Gadget-girl returns!

A few months ago, our institutional QEP brought us to the interesting decision to explore the use of iPads to improve e-learning. As the professor of one of the courses noted for study (three core -curriculum courses were selected), I was in line to potentially receive an iPad. I am a true gadget girl, as I noted many months ago when exploring travel and gadgets. However, I am also self-taught in this technology. Though I love it, I wasn't born with it and it isn't always intuitive for me. In short, there are things I have to work hard at and, at times, technology can be one of them. But I do love and respect what it can bring to my classes and students, so I do work hard. The iPad seemed like a natural next step--but not on this professor's salary. So I waited, read, and studied those writing about iPads in education. I grew impatient and jealous. And then my day came! Friday, after a week of heavy deadlines and student needs, I got the call. As if I were being called up to the majors, I felt my heart soar. I rushed to ITC and saw my beautiful new gadget, the iPad2. My concerns melted.
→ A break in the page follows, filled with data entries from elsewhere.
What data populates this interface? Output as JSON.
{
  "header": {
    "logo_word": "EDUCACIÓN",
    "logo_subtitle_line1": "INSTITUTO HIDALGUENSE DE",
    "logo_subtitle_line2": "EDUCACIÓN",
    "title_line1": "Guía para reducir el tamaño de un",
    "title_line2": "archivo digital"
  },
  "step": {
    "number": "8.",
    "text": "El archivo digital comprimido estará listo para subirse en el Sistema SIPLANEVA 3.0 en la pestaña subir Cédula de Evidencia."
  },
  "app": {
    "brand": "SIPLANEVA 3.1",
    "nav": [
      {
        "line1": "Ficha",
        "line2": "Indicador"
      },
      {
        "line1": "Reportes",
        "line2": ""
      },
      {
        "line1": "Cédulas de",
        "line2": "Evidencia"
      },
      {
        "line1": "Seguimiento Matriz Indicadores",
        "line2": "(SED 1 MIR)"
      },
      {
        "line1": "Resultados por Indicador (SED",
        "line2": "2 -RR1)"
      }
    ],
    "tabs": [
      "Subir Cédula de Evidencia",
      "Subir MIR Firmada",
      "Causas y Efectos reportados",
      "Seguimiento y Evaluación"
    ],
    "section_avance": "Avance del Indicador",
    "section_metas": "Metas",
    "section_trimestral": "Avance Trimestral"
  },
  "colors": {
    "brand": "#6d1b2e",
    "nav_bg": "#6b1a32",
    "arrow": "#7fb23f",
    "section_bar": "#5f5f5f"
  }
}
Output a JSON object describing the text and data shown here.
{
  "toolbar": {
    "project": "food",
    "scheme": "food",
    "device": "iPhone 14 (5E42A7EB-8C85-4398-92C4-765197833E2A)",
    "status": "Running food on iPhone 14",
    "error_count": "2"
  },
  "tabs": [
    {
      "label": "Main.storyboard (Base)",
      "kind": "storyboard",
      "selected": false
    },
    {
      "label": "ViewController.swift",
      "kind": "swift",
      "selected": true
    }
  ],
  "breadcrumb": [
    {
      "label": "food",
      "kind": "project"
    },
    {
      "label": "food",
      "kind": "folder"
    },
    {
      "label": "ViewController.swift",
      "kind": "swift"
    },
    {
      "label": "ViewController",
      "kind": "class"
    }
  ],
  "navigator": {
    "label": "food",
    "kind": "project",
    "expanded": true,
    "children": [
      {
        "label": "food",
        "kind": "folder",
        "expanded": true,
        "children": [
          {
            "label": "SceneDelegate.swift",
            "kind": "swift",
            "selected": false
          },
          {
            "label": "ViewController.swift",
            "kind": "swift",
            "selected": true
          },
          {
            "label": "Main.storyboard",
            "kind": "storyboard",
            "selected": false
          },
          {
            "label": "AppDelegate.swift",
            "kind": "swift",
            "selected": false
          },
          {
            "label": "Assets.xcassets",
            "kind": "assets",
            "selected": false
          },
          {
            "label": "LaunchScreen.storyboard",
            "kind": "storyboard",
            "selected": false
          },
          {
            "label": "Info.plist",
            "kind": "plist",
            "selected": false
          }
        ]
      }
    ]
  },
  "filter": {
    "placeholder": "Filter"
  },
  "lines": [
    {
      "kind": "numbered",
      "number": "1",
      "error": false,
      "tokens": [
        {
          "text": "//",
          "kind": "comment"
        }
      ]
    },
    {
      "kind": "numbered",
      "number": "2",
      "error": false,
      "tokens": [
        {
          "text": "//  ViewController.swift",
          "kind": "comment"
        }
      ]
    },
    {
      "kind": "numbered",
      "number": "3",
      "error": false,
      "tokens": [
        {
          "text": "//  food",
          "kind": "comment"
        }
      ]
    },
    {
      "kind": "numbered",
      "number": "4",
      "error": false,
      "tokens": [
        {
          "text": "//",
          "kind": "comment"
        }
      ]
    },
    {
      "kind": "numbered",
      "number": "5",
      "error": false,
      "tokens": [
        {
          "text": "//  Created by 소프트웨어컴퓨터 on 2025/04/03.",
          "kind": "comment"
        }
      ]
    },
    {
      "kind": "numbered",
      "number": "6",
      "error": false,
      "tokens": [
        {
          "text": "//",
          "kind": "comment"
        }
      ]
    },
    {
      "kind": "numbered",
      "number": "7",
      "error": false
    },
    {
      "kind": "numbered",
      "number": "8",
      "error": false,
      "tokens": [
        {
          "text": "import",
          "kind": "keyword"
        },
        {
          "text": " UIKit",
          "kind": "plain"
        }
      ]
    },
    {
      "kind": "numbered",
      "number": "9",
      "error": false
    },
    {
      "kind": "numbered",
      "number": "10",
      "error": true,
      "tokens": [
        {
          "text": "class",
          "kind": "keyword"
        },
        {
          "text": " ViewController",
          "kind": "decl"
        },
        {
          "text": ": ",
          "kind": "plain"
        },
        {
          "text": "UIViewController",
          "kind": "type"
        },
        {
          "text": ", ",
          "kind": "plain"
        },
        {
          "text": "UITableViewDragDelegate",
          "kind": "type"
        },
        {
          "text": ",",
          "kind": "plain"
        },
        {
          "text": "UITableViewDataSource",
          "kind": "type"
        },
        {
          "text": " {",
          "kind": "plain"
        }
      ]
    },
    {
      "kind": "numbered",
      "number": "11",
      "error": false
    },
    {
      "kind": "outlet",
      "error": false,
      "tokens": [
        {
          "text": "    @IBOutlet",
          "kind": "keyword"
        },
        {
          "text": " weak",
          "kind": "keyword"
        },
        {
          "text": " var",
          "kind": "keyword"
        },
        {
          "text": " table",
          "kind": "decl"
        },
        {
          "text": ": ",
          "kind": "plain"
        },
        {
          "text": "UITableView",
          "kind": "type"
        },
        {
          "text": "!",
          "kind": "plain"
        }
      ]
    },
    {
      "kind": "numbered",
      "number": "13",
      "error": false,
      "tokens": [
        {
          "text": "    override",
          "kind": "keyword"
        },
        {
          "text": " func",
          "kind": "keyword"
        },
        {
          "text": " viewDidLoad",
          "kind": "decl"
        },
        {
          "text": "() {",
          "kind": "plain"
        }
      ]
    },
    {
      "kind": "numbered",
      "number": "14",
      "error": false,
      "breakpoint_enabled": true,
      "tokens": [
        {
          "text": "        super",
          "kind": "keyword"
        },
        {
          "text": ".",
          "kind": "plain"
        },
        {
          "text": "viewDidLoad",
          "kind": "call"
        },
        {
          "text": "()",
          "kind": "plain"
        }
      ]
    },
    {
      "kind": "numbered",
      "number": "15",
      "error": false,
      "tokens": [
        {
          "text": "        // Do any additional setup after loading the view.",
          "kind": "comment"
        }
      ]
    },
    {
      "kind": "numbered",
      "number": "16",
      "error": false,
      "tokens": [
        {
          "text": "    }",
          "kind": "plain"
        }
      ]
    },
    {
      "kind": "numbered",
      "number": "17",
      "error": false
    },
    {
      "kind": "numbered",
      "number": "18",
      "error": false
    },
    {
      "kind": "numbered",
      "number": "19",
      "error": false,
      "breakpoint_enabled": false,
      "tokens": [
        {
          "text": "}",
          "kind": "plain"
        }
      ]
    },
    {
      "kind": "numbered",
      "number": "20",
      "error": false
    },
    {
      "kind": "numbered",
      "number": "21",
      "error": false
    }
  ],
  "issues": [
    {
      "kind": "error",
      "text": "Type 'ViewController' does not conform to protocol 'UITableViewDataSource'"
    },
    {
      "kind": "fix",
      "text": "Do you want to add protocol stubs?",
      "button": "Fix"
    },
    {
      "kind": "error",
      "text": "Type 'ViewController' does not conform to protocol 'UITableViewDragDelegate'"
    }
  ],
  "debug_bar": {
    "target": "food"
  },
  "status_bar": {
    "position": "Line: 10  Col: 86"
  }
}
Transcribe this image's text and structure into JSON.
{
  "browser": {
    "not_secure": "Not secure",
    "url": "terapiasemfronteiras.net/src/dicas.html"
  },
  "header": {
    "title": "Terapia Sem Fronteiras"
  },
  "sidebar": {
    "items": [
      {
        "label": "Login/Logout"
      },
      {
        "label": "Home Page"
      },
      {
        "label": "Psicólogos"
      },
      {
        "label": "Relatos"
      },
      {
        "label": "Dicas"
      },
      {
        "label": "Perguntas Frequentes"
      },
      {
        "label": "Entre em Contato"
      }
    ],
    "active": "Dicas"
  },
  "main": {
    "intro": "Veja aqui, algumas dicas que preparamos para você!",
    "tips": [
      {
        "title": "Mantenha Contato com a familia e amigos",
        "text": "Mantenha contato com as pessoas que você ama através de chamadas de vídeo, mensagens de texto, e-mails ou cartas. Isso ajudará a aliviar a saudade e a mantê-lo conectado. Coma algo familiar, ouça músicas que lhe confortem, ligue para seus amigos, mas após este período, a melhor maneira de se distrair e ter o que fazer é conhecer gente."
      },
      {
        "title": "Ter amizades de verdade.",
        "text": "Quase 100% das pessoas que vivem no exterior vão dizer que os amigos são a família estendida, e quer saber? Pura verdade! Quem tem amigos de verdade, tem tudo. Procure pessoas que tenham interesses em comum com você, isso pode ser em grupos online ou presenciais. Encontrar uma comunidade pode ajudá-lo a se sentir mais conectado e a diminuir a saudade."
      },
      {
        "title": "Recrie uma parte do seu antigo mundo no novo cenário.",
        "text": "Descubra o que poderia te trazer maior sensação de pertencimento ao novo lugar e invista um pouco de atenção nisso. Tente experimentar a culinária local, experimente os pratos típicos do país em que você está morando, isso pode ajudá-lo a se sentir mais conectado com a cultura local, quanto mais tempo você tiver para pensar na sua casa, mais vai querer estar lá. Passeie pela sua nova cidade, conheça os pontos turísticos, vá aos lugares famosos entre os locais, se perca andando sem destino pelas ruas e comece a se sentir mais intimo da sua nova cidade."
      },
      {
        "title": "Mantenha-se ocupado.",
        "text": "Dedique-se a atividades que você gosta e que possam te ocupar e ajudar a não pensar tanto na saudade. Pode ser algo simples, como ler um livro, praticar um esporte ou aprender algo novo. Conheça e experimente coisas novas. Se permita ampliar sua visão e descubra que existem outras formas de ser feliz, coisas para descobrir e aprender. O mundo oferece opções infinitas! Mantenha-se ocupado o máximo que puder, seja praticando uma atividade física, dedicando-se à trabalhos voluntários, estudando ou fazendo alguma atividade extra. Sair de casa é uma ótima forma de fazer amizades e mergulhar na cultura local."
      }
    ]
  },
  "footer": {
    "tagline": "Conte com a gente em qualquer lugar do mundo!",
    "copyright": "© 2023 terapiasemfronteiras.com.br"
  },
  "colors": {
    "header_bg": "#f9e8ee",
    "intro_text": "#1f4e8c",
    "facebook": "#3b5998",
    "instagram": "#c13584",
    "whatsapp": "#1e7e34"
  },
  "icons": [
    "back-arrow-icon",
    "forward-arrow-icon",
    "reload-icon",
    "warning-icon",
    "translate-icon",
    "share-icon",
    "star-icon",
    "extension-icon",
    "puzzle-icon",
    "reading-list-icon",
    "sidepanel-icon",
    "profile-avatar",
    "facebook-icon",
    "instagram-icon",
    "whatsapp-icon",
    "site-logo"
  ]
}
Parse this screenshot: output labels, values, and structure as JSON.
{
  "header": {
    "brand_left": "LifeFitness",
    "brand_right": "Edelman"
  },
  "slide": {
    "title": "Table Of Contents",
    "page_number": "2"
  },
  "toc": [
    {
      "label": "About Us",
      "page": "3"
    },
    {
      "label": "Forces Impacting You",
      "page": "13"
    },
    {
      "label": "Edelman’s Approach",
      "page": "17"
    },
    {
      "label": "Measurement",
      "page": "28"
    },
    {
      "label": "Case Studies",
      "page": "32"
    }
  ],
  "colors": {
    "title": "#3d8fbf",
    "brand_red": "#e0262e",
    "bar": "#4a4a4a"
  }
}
It was so amazing! Now, I'm a BlackBerry girl and not a fan of touch screens, but the device is very effective. After just three days, I have navigated my BlackBoard courses through the iPad and found it not only saves time, but it increases the responsiveness. Sure, there are a lot of other great things about it (importing my google task list is just one of them), but it is mine for the educational impact it will have on my students and so far it looks like this gadget girl will have a lot of new tools, techniques, and options to explore for the next few weeks. Be prepared...there will be some gushing. Educators, please share your uses, apps, stories, frustrations, and suggestions!